“There are several windows to the outside that are broken out and allow access to the outside of the building,” Turman said. “These windows must be secured to prevent contraband from coming into the jail. There are air vents in the kitchen and several other areas in the facility that are clogged and do not allow proper ventilation of air. These vents need to be replaced with a better vent that will allow it to be cleaned properly. There is a drainage issue in the kitchen and washroom and the fencing material that is located on the upper tier of the inmate area must be repaired or replaced. Inmates are using the metal to make weapons.”

Prisoner clothing is an ongoing issue, Turman said, as well as a shortage of mattresses.

“In the past, inmates were not made to reimburse the county for the damage that they caused to the standard issue mattress,” Turman said. “At this time, the majority of mattresses do not have covers therefore causing unsanitary conditions. The cost of 250 mattresses that would cover all inmates and a few extra would be $12,225.

“Also at this time, there is a shortage of clothing,” he said. “We are looking into different avenues to assess the shortages and we found that at the price of $20 per uniform. It would be adequate. With 500 uniforms of different sizes, it would be $10,000.”
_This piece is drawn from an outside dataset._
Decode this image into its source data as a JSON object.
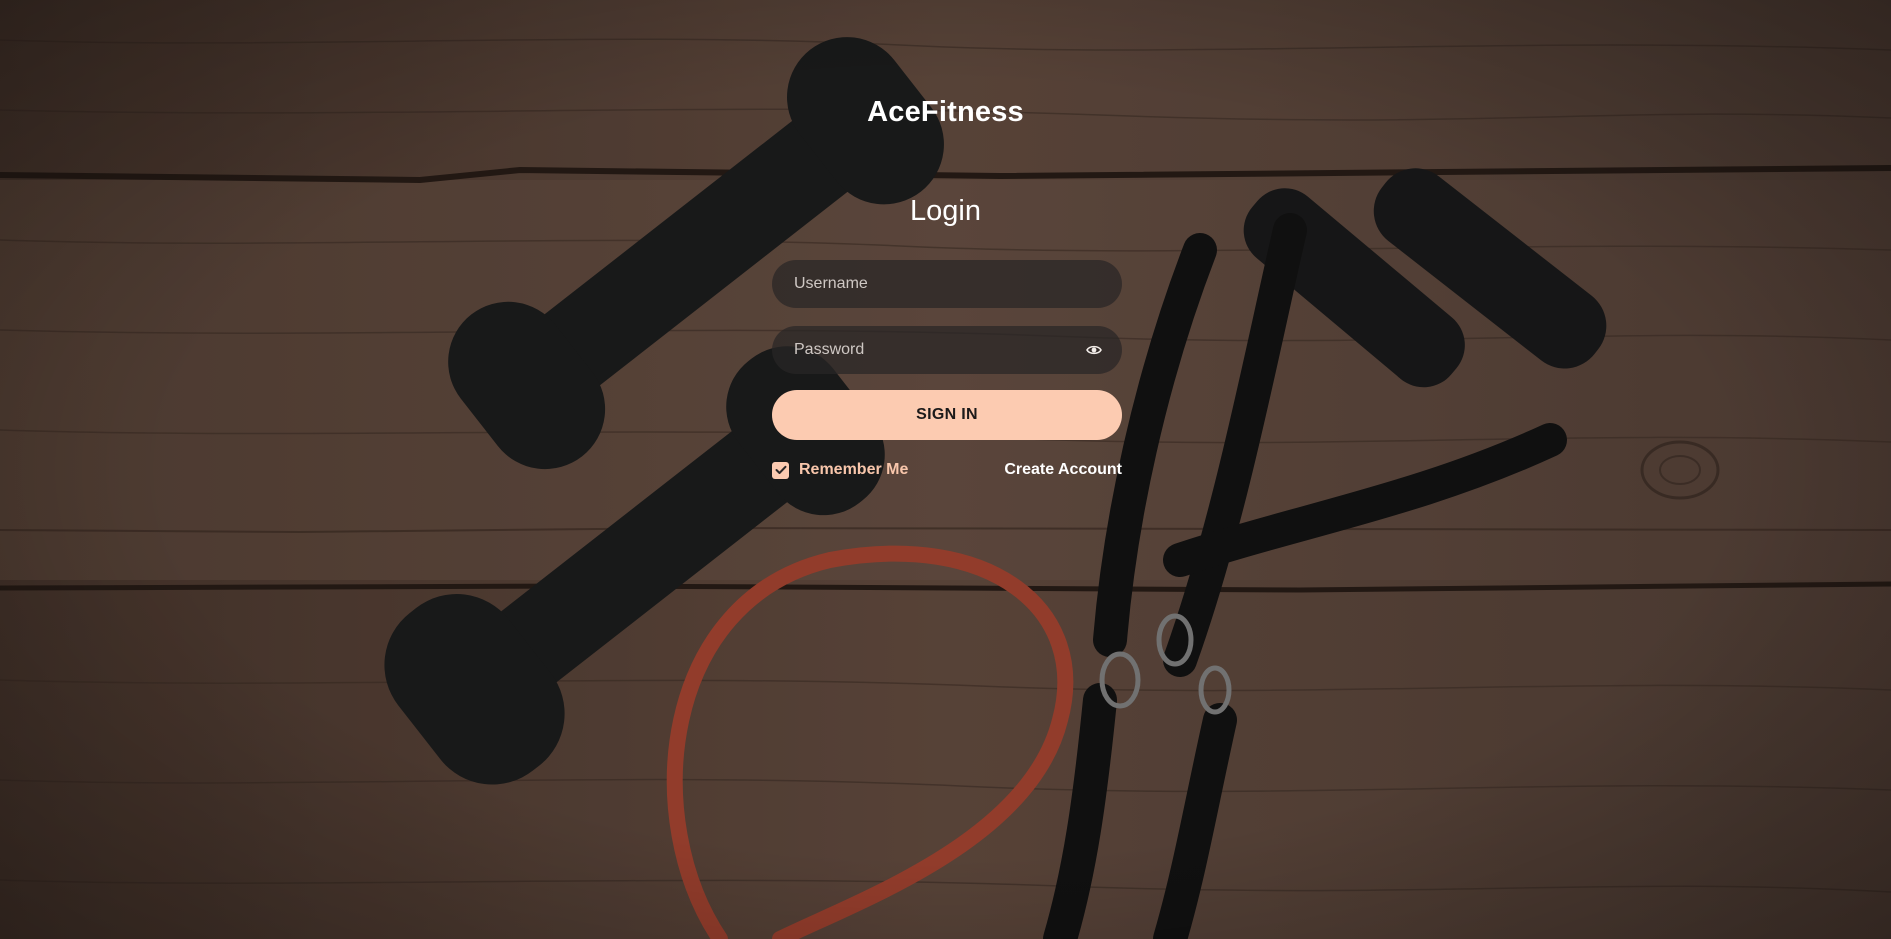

Turman said that instead of being so hard on people, they need to unclench their fists and help them out.

“We are just trying to improve their living conditions,” Turman said. “You can say, ‘Oh, they’re in jail, what do they expect?’ Well, you know, they are human. Everybody in there has a momma and a daddy. They may not care anything about them, but they have a grandmomma or a granddaddy. We have got to stop being so hard on people.”

The Covington County Commission received the letter of the requests and told Turman that they will look over it and discuss it at the next scheduled meeting.